THE COUNTRY’S factory output expanded for the seventh straight month, albeit at a slower pace in October, the Philippine Statistics Authority (PSA) reported on Thursday.
Preliminary results of the PSA’s latest Monthly Integrated Survey of Selected Industries (MISSI) showed factory output, as measured by the volume of production index (VoPI) grew by 24.7% year on year in October.
This was slower than the revised 123.1% growth in September. However, this was still a turnaround from the 25.4% decline in October 2020.
The value of production index (VaPI), a similar composite indicator in the survey, also increased by 24.8%. While slower than the 122.5% growth rate posted in September, it was still a reversal from the 28.9% contraction in October 2020.
For the year, factory output expansion averaged by 59.5% and 54.4% in terms of VoPI and VaPI, respectively.
The PSA noted growth in the VoPI in 14 out of 22 industry divisions in October led by fabricated metal products, except machinery and equipment (176.6%); coke and refined petroleum products (123.7%); and other non-metallic mineral products (52.5%).
Average capacity utilization — the extent to which industry resources are used in the production of goods — averaged by 67% in October from 66.6% the previous month. Of the 22 sectors, 20 averaged a capacity utilization rate of at least 50%.
Leading the sectors with the highest utilization rates were other non-metallic mineral products (81.1%), electrical equipment (77.3%), and furniture (76.5%).
In an e-mail, Trade Union Congress of the Philippines (TUCP) spokesperson Alan A. Tanjusay attributed the latest result to the higher demand ahead of the holiday season amid looser quarantine restrictions.
“The (month-on-month) slowdown could be due to wait-and-see attitude on the bi-weekly quarantine classification and behavior of COVID-19 infection rate,” Mr. Tanjusay said.
For Philippine Institute for Development Studies (PIDS) Senior Research Fellow Margarita D. Gonzales: “The observed slowdown may be partly due to base effects given some normalization of the numbers in October last year, though still below pre-pandemic levels,” she said in a separate e-mail.
“There does seem to be a month-on-month pickup, but one would have to look at de-seasonalized numbers. I would look more closely at the PMI (purchasing managers’ index) for guidance on future performance,” she added, referring to IHS Markit’s index to measure manufacturing activity.
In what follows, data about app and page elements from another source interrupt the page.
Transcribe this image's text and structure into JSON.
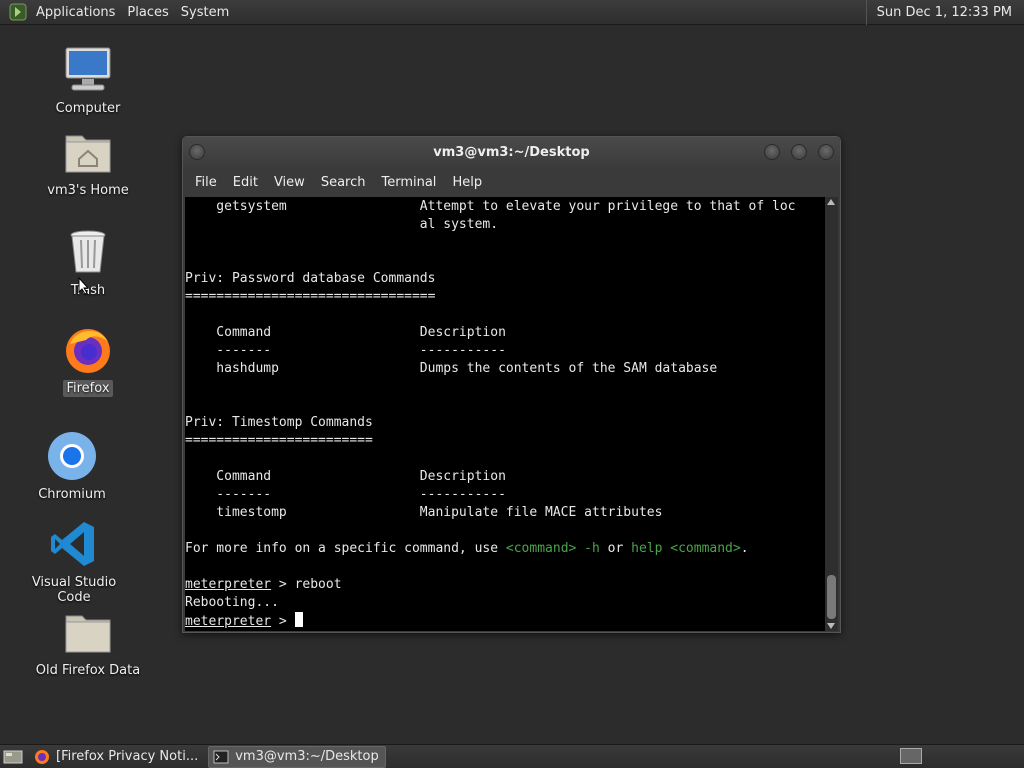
{
  "top_panel": {
    "menus": [
      "Applications",
      "Places",
      "System"
    ],
    "clock": "Sun Dec  1, 12:33 PM"
  },
  "desktop": {
    "icons": [
      {
        "label": "Computer",
        "icon": "computer-icon"
      },
      {
        "label": "vm3's Home",
        "icon": "home-folder-icon"
      },
      {
        "label": "Trash",
        "icon": "trash-icon"
      },
      {
        "label": "Firefox",
        "icon": "firefox-icon"
      },
      {
        "label": "Chromium",
        "icon": "chromium-icon"
      },
      {
        "label": "Visual Studio Code",
        "icon": "vscode-icon"
      },
      {
        "label": "Old Firefox Data",
        "icon": "folder-icon"
      }
    ]
  },
  "terminal": {
    "title": "vm3@vm3:~/Desktop",
    "menu": [
      "File",
      "Edit",
      "View",
      "Search",
      "Terminal",
      "Help"
    ],
    "lines": [
      "    getsystem                 Attempt to elevate your privilege to that of loc",
      "                              al system.",
      "",
      "",
      "Priv: Password database Commands",
      "================================",
      "",
      "    Command                   Description",
      "    -------                   -----------",
      "    hashdump                  Dumps the contents of the SAM database",
      "",
      "",
      "Priv: Timestomp Commands",
      "========================",
      "",
      "    Command                   Description",
      "    -------                   -----------",
      "    timestomp                 Manipulate file MACE attributes",
      "",
      "For more info on a specific command, use <command> -h or help <command>.",
      "",
      "meterpreter > reboot",
      "Rebooting...",
      "meterpreter > "
    ],
    "info_parts": [
      "For more info on a specific command, use ",
      "<command> -h",
      " or ",
      "help <command>",
      "."
    ],
    "prompt": "meterpreter",
    "prompt_suffix": " > ",
    "reboot_cmd": "reboot",
    "rebooting": "Rebooting..."
  },
  "taskbar": {
    "tasks": [
      {
        "label": "[Firefox Privacy Noti...",
        "icon": "firefox-icon"
      },
      {
        "label": "vm3@vm3:~/Desktop",
        "icon": "terminal-icon"
      }
    ]
  },
  "colors": {
    "desktop_bg": "#2c2c2c",
    "terminal_bg": "#000000",
    "terminal_green": "#4aa34a"
  }
}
The Philippines Manufacturing Purchasing Managers’ Index (PMI) edged up to a seven-month high of 51 in October from 50.9 in September. A PMI reading above 50 indicates improvement in business conditions from the month before.
The PMI indicates whether the proportion of respondents that reported an increase outweighs those that reported a decrease as regards indicators like output, new orders, inventory, employment, input and selling prices, as well as sentiment over the following 12 months. In contrast, PSA’s VoPI and VaPI look at percentage changes in production volume and value, respectively, in a particular period relative to a base period.
For PIDS’ Ms. Gonzales, the recovery for manufacturing and the economy in general “will continue to be shaky… given continued uncertainty about the evolution of the COVID-19.”
However, she expressed optimism on the global economy’s recovery.
“[T]here is some confidence that economic recovery will continue worldwide, especially if the available vaccines will remain effective or require only minor adjustments in dosage or formulation. The latest news on that front seems to be generally hopeful,” she said.
“For now, the [Philippine manufacturing PMI] has returned to above 50 in September since falling in August due to the lockdowns, with the November figure at 51.7, which also looks promising. As we describe it in our PIDS Economic Policy Monitor, it will be a rough recovery, but there’s certainly some momentum in the numbers,” she added. — M.I.U. Catilogo